    diverse and unpredictable ways. In short, we talk about multiple livelihoods, or even

    deagrarianisation, but we rarely mention the term 'proletarianisation.'

    Cramer and Pontara have recently made an attempt to counter this analytical trend

    for the case of Mozambique.2 Relying mainly on evidence from Gaza, a southern province,

    they argue that literature on rural poverty in Mozambique pays too little attention to the

    existence and interests of poor rural wage-workers on the one hand and to the conditions

    of accumulation of agrarian capital on the other. In a critical response, Pitcher contends

    that Cramer and Pontara rely on figures that exaggerate the control of capitalist enterprises

    over commercial land, do not attend adequately to regional differences that tied rural

    families in northern Mozambique to cash-cropping rather than migrant labour, and under-

    estimate the overlapping multiple livelihood strategies in which control over land remains

    important even for those who are rural wage-workers.3 She argues against the image of

    sharpening class divisions implicit in the idea of proletarianisation. The pressures that the countryside in Mozambique is facing do not lend them- selves easily to either/or approaches such as wage labour versus land, companies versus smallholders. Rather, the challenges are fluid and intricate, historically de- rived and differentiated by region, by method of production, by status and by economic position. Future research needs to recognise and disaggregate this complexity.4

    Whereas Cramer and Pontara see broad historic patterns of proletarianisation and

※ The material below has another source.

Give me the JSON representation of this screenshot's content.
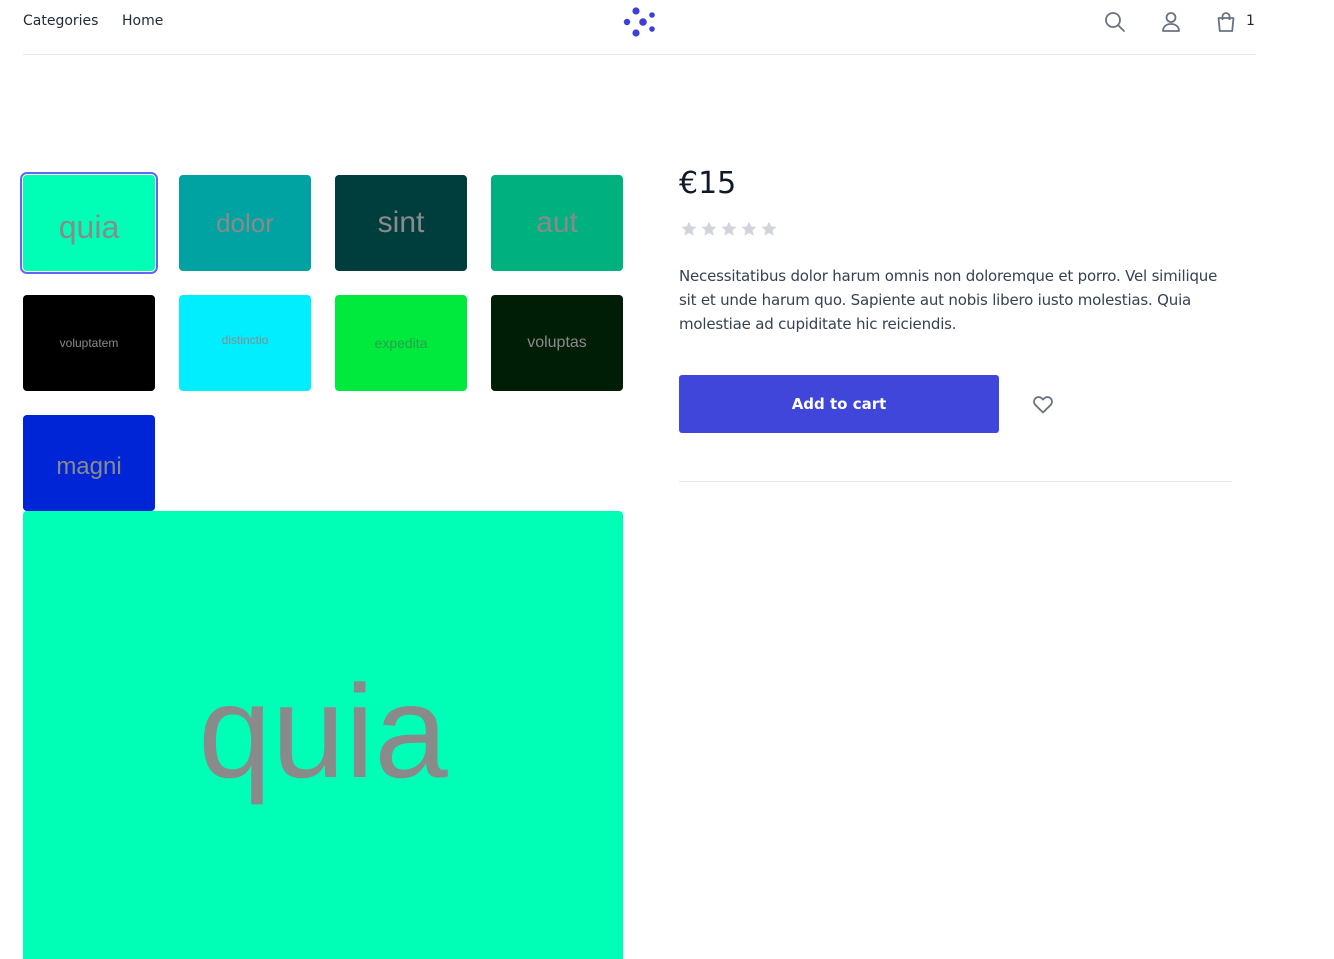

    accumulation of capital reflected in the lives of rural women, Pitcher emphasises regional

    differences in history and the need to even further disaggregate the complexity of ru